ASSIGNMENT: Find every line in the records below that holds the word "title", and copy each one.

[Element data from apps and pages]
━━━━

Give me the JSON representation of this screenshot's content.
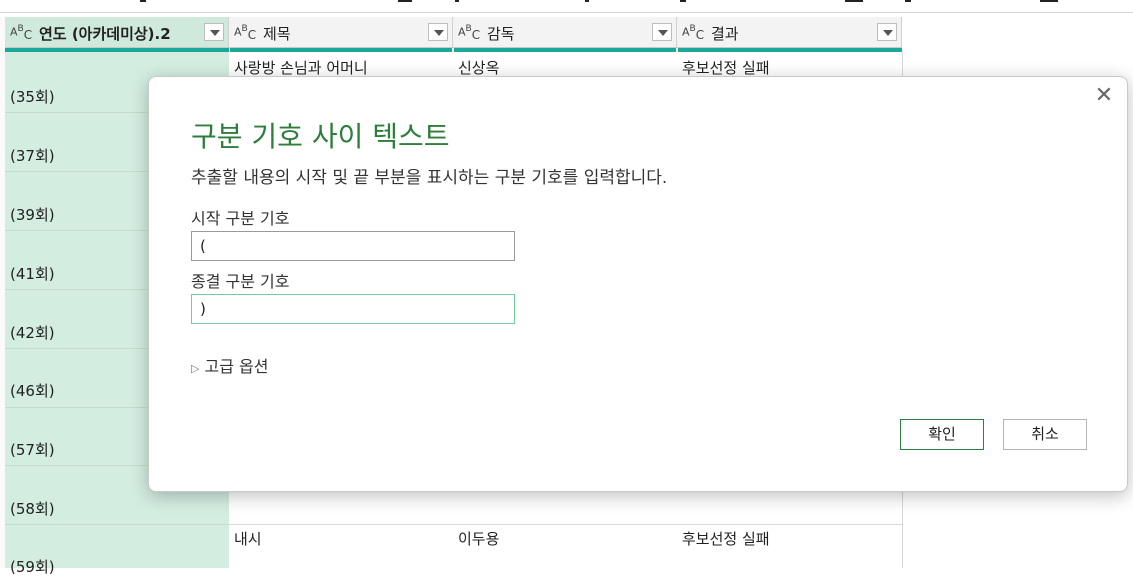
{
  "grid": {
    "columns": [
      {
        "type_icon": "ABC",
        "title": "연도 (아카데미상).2"
      },
      {
        "type_icon": "ABC",
        "title": "제목"
      },
      {
        "type_icon": "ABC",
        "title": "감독"
      },
      {
        "type_icon": "ABC",
        "title": "결과"
      }
    ],
    "year_cells": [
      "(35회)",
      "(37회)",
      "(39회)",
      "(41회)",
      "(42회)",
      "(46회)",
      "(57회)",
      "(58회)",
      "(59회)"
    ],
    "top_row": {
      "title": "사랑방 손님과 어머니",
      "director": "신상옥",
      "result": "후보선정 실패"
    },
    "bottom_row": {
      "title": "내시",
      "director": "이두용",
      "result": "후보선정 실패"
    }
  },
  "dialog": {
    "title": "구분 기호 사이 텍스트",
    "description": "추출할 내용의 시작 및 끝 부분을 표시하는 구분 기호를 입력합니다.",
    "start_label": "시작 구분 기호",
    "start_value": "(",
    "end_label": "종결 구분 기호",
    "end_value": ")",
    "advanced_label": "고급 옵션",
    "ok_label": "확인",
    "cancel_label": "취소",
    "close_glyph": "✕"
  },
  "colors": {
    "accent": "#2e7d3a",
    "teal": "#1aa89a",
    "selected_column": "#d3ede1"
  }
}
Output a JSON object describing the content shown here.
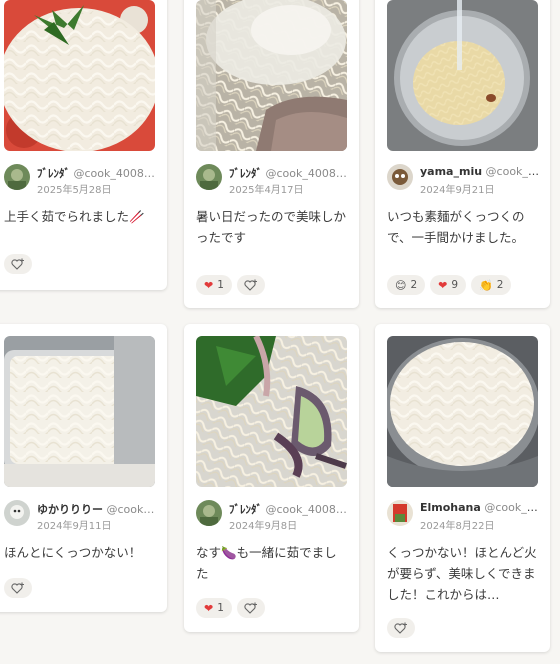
{
  "cards": [
    {
      "user": {
        "name": "ﾌﾞﾚﾝﾀﾞ",
        "handle": "@cook_4008…"
      },
      "date": "2025年5月28日",
      "text": "上手く茹でられました🥢",
      "reactions": []
    },
    {
      "user": {
        "name": "ﾌﾞﾚﾝﾀﾞ",
        "handle": "@cook_4008…"
      },
      "date": "2025年4月17日",
      "text": "暑い日だったので美味しかったです",
      "reactions": [
        {
          "icon": "heart-icon",
          "count": "1"
        }
      ]
    },
    {
      "user": {
        "name": "yama_miu",
        "handle": "@cook_4…"
      },
      "date": "2024年9月21日",
      "text": "いつも素麺がくっつくので、一手間かけました。",
      "reactions": [
        {
          "icon": "smile-icon",
          "count": "2"
        },
        {
          "icon": "heart-icon",
          "count": "9"
        },
        {
          "icon": "clap-icon",
          "count": "2"
        }
      ]
    },
    {
      "user": {
        "name": "ゆかりりりー",
        "handle": "@cook…"
      },
      "date": "2024年9月11日",
      "text": "ほんとにくっつかない！",
      "reactions": []
    },
    {
      "user": {
        "name": "ﾌﾞﾚﾝﾀﾞ",
        "handle": "@cook_4008…"
      },
      "date": "2024年9月8日",
      "text": "なす🍆も一緒に茹でました",
      "reactions": [
        {
          "icon": "heart-icon",
          "count": "1"
        }
      ]
    },
    {
      "user": {
        "name": "Elmohana",
        "handle": "@cook_4…"
      },
      "date": "2024年8月22日",
      "text": "くっつかない！ほとんど火が要らず、美味しくできました！これからは…",
      "reactions": []
    }
  ],
  "icons": {
    "heart": "❤",
    "smile": "😊",
    "clap": "👏",
    "add_reaction": "add-reaction-icon"
  },
  "colors": {
    "background": "#f7f6f3",
    "card": "#ffffff",
    "pill": "#f1efeb",
    "heart": "#e23b3b"
  }
}
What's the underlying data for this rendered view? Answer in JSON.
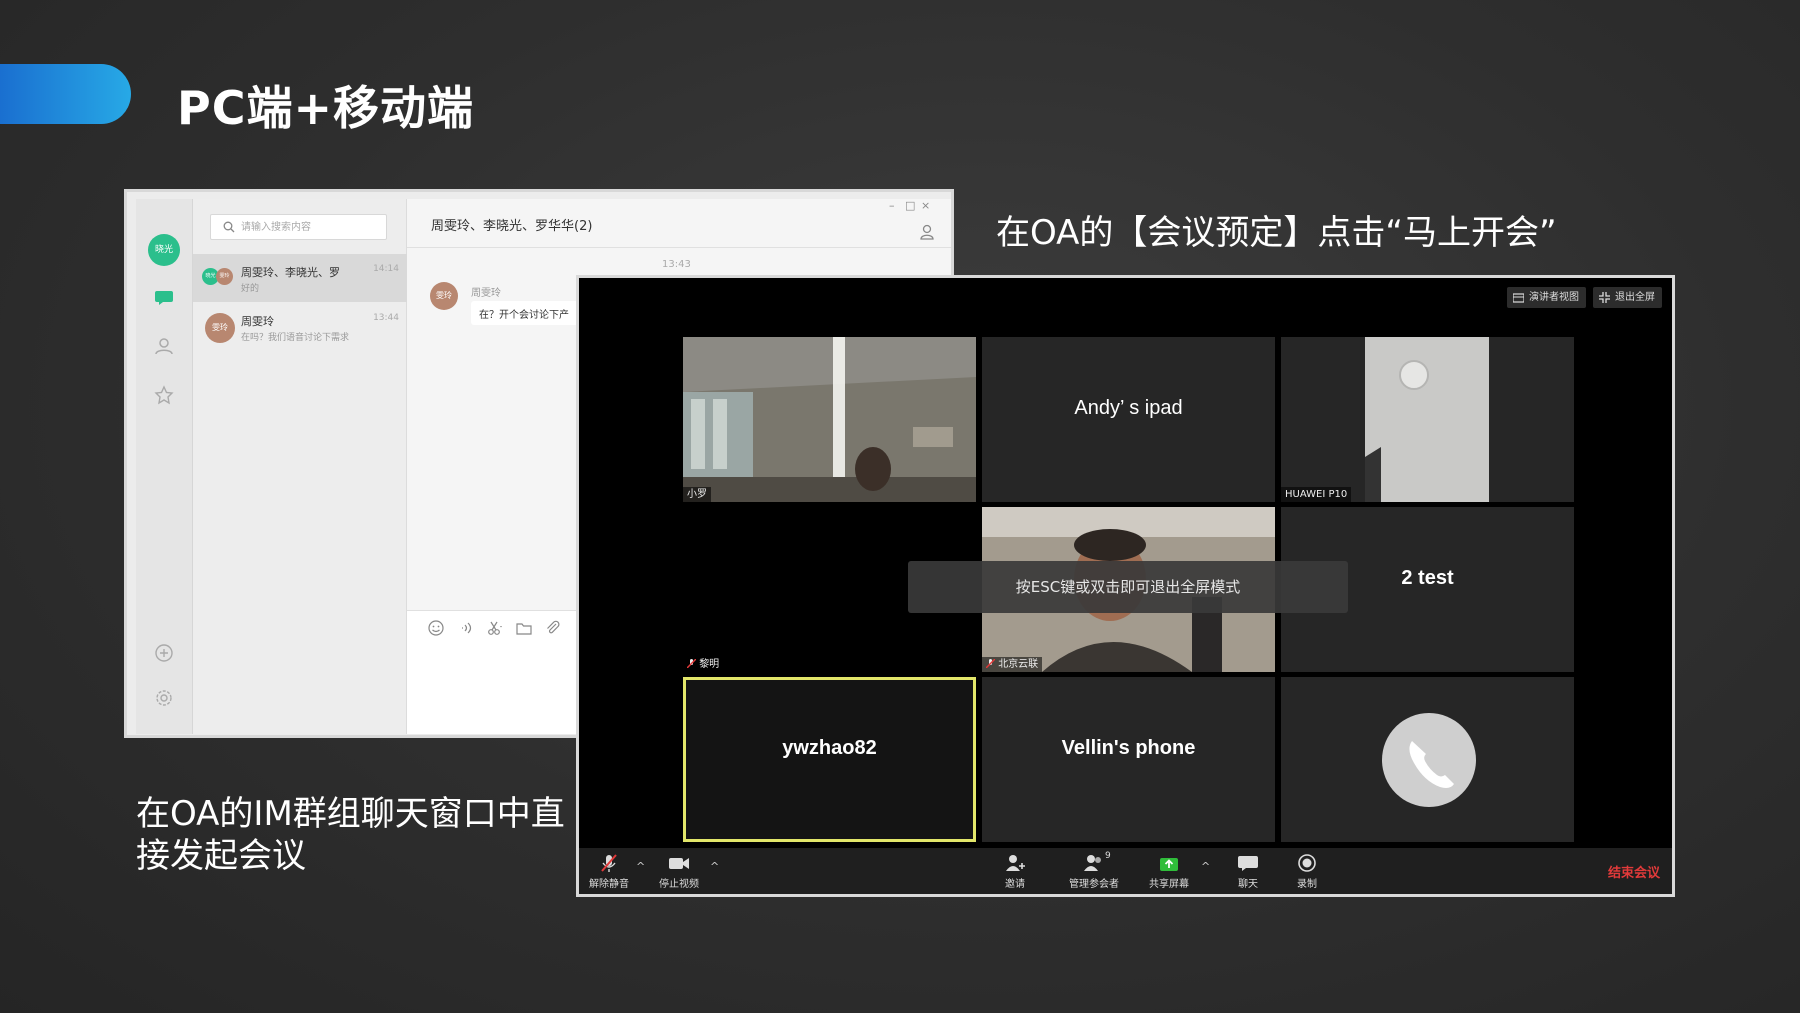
{
  "slide": {
    "title": "PC端+移动端",
    "caption_right": "在OA的【会议预定】点击“马上开会”",
    "caption_left": "在OA的IM群组聊天窗口中直接发起会议",
    "accent_color": "#1f8fe0"
  },
  "im": {
    "rail_avatar": "晓光",
    "search_placeholder": "请输入搜索内容",
    "conversations": [
      {
        "name": "周雯玲、李晓光、罗",
        "snippet": "好的",
        "time": "14:14",
        "avatars": [
          "晓光",
          "雯玲"
        ]
      },
      {
        "name": "周雯玲",
        "snippet": "在吗？我们语音讨论下需求",
        "time": "13:44",
        "avatar": "雯玲"
      }
    ],
    "chat": {
      "title": "周雯玲、李晓光、罗华华(2)",
      "time": "13:43",
      "sender": "周雯玲",
      "sender_avatar": "雯玲",
      "message": "在？开个会讨论下产",
      "window_controls": [
        "–",
        "□",
        "×"
      ]
    }
  },
  "meeting": {
    "top_buttons": [
      "演讲者视图",
      "退出全屏"
    ],
    "tiles": [
      {
        "label": "",
        "nametag": "小罗",
        "type": "video-office"
      },
      {
        "label": "Andy’ s ipad",
        "nametag": "",
        "type": "name"
      },
      {
        "label": "",
        "nametag": "HUAWEI P10",
        "type": "video-wall"
      },
      {
        "label": "",
        "nametag": "黎明",
        "type": "empty"
      },
      {
        "label": "",
        "nametag": "北京云联",
        "type": "video-person"
      },
      {
        "label": "2 test",
        "nametag": "",
        "type": "name"
      },
      {
        "label": "ywzhao82",
        "nametag": "",
        "type": "name-active"
      },
      {
        "label": "Vellin's phone",
        "nametag": "",
        "type": "name"
      },
      {
        "label": "",
        "nametag": "",
        "type": "phone"
      }
    ],
    "esc_toast": "按ESC键或双击即可退出全屏模式",
    "toolbar": {
      "unmute": "解除静音",
      "stop_video": "停止视频",
      "invite": "邀请",
      "manage": "管理参会者",
      "participant_count": "9",
      "share": "共享屏幕",
      "chat": "聊天",
      "record": "录制",
      "end": "结束会议"
    }
  }
}
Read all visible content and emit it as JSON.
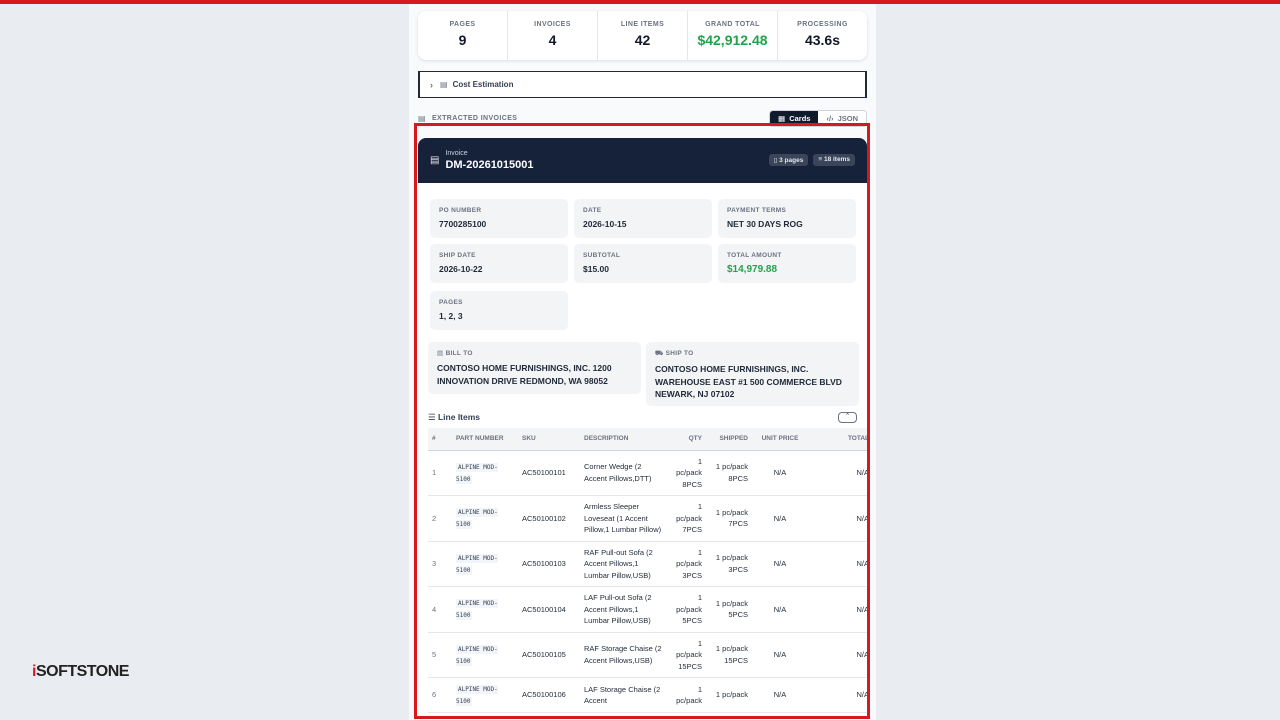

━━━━

FINAL ANSWER:
        "title": "연도 (아카데미상).2"
        "title": "제목"
        "title": "감독"
        "title": "결과"
      "title": "사랑방 손님과 어머니",
      "title": "내시",
    "title": "구분 기호 사이 텍스트",
    "title": "PC端+移动端",
      "title": "周雯玲、李晓光、罗华华(2)",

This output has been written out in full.